The German Wirehaired Pointer!
The most striking characteristic of the German Wirehaired Pointer is its coat.
About two inches long with a thick undercoat, the coat is resistant to almost
any type of weather and is waterproof to boot. This breed is almost totally
brown, with a head, ears and nose in the said color. Its ears are floppy and
droop along the said of its head. The German Wirehaired Pointer also has dark
and transparent eyes, a long and broad muzzle that reveal teeth that form a
strong scissor bite, a wide chest and a slightly docked tail.
Some Quick Facts:
Needs space, preferably a large yard.
Daily vigorous workout; run or yard play.
22 to 26 inches
60 to 70 pounds
Standard Hair Colors:
Solid liver or liver and white combinations.
National breed club:
German Wirehaired Pointer Club of America
German Wirehaired Pointer Skills
The German Wirehaired Pointer was developed in Germany during the early years of the 20th century. It is said to be a mixture of the German Pointer, Wirehaired Griffon, Foxhound, Bloodhound and Poodle-Pointer breeds. The German Wirehaired Pointer is a good hunter which is able to track game on various terrains. It also possesses a good nose for hunting, tracking and pointing and can retrieve in both land and water, making them good hunting companions.
German Wirehaired Pointer Personality
The German Wirehaired Pointer can be characterized as a working dog, as it loves to perform duties for its owner. The breed is an ideal watch dog, with its physical strength and energetic nature. It is very active and intelligent but can sometimes tend to be jealous when not given ample attention. The German Wirehaired Pointer is also generally friendly, even with other non-canine animals, but can be quite aloof, especially towards strangers.
Being an active dog, the German Wirehaired Pointer requires a great amount of exercise. This breed is not ideal for families who cannot afford to give it the vigorous workout that it demands. When not given the requisite exercise, the German Wirehaired Pointer can become bored and destructive.
The German Wirehaired Pointer is not recommended for people who live in small living quarters, as it can be quite active indoors. It is ideal for those who have a large yard, where the dog can get adequate exercise to prevent boredom and restlessness.
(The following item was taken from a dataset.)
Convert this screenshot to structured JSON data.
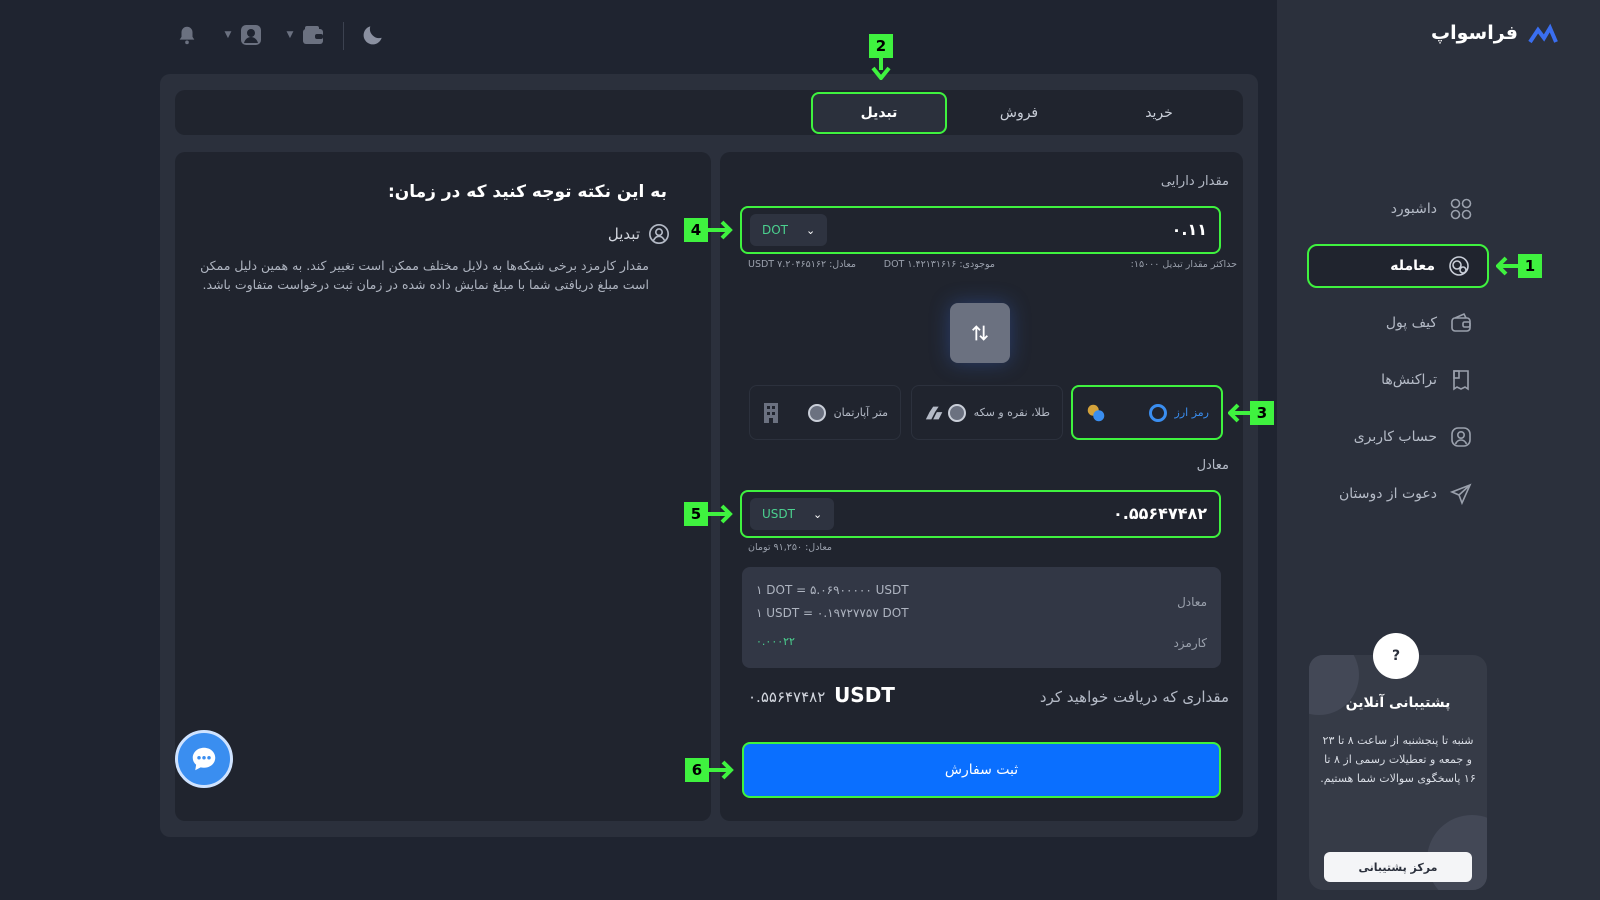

The coat of the German Wirehaired Pointer should be brushed at least twice a week with a firm bristle brush. The coat also needs to be stripped occasionally to maintain a clean natural look. Check the ears and feet thoroughly, especially after exercise. Bathe only when necessary and make sure to dry them properly to avoid chilling.
While the German Wirehaired Pointer is a generally healthy breed, it can also be prone to genetic eye diseases, skin cancers, ear inflections and hip dysplasia.
If you liked this dog…
...you may also take a liking to the German
Shorthaired Pointer. Much like
the Wirehaired version, this dog is very sweet and affectionate and thinks
world of the owner and its family.